Time magazine has a review of "The Beat That My Heart Skipped":

"In the case of Jacques Audiard's film, The Beat, his protagonist Tom (Romain Duris) is in "real estate." Translated, that means he beats up the tenants in the low-rent buildings he and his partners hope to turn into high-rent properties. On the side, he provides similar services for his slumlord father, who's fading into senility. His late mother, however, was a famous pianist whose talent he has inherited. One day he encounters her agent, who encourages his return to the keyboard. Soon his fingers are flying--and his strong arm is beginning to atrophy." Read the Rest.

This film is a remake of James Toback's "Fingers." Toback's movie is a great one and you really ought to see it. More about "Fingers" here. Somehow I think I'm going to like this one alot better than "Unleashed".

Speaking of pianists and movies, I'd be remiss not to mention the recent passing of Lorna Thayer who gave us one of the most memorable moments in the film "Five Easy Pieces". That scene has become famous as the "Chicken Salad Scene".

"In that memorable moment in the 1970 film, as the voice of authority opposite Jack Nicholson's rebellious Bobby Dupea, a classical pianist turned oil rigger, the middle-aged Thayer proved to be a formidable foil in what has come to be known as the "chicken salad scene." The scene, in which Thayer's character refuses repeatedly to change the house rules, is considered quintessential Nicholson and has had a long afterlife -- no Nicholson tribute or compilation of memorable Hollywood lines does without it. " Read the rest

Also at the movies is the new Batman movie which I really liked alot! In fact, I think it is the best of the Batman movies made so far. The score by Howard and Zimmer (with the help of two orchestrators), however, is probably the least likeable of the Batman movies. More interesting is the electronica work provided Ramin Djawadi.
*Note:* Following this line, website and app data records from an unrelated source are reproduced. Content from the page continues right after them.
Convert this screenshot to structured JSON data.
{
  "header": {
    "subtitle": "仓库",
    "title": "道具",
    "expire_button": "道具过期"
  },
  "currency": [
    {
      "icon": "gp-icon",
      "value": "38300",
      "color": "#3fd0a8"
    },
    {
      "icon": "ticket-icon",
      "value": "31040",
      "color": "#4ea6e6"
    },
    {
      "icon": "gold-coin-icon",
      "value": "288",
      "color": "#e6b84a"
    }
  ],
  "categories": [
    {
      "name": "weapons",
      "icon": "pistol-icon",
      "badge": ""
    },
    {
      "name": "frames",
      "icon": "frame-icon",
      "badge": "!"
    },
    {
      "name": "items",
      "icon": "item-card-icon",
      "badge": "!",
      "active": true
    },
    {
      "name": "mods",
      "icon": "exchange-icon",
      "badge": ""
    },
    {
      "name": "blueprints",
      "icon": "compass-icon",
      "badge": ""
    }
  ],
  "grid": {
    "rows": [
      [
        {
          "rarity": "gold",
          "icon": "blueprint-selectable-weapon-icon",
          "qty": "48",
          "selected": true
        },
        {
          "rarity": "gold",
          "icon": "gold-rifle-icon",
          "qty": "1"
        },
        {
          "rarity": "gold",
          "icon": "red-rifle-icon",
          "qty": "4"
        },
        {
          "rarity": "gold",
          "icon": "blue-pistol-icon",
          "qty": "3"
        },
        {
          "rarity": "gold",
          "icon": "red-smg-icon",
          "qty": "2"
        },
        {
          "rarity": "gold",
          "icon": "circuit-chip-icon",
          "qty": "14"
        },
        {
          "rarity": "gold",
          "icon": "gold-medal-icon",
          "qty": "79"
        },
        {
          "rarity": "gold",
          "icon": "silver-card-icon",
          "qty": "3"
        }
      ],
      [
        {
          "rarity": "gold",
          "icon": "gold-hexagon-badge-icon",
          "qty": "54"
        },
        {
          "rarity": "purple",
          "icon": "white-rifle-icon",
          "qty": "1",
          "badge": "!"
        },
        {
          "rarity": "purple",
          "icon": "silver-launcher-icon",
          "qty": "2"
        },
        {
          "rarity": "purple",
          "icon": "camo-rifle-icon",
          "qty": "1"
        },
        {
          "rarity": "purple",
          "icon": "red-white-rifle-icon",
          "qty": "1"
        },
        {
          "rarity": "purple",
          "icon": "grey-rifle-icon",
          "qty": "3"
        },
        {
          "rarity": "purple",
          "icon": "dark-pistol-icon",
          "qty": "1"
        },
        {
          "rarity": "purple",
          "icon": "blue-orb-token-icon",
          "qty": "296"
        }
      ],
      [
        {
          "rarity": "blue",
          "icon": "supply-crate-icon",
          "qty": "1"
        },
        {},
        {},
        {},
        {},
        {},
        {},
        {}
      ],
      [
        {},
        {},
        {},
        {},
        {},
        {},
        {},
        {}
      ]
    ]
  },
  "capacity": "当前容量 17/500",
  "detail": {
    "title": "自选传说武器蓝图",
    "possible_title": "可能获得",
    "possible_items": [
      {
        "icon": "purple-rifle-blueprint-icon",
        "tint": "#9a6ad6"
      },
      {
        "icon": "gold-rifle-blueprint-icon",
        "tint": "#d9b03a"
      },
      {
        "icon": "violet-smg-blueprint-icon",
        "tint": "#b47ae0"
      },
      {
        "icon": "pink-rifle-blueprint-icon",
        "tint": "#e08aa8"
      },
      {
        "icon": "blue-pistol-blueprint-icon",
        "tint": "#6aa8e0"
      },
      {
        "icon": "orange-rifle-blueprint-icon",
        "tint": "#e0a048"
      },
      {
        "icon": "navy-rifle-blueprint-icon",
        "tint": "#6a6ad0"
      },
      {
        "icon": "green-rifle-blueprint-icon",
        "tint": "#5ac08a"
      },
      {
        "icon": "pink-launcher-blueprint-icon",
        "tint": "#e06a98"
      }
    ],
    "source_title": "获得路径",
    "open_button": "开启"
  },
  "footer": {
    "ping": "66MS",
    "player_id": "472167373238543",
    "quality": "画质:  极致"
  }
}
For a different take on the film's soundtrack check out this


Anonymous said...

And of course, Batman now enters the Batcave by.... playing 3 notes on the piano!

The Well Tempered Blog said...

Dang! You're right, Ernie. I forgot about that. Good catch !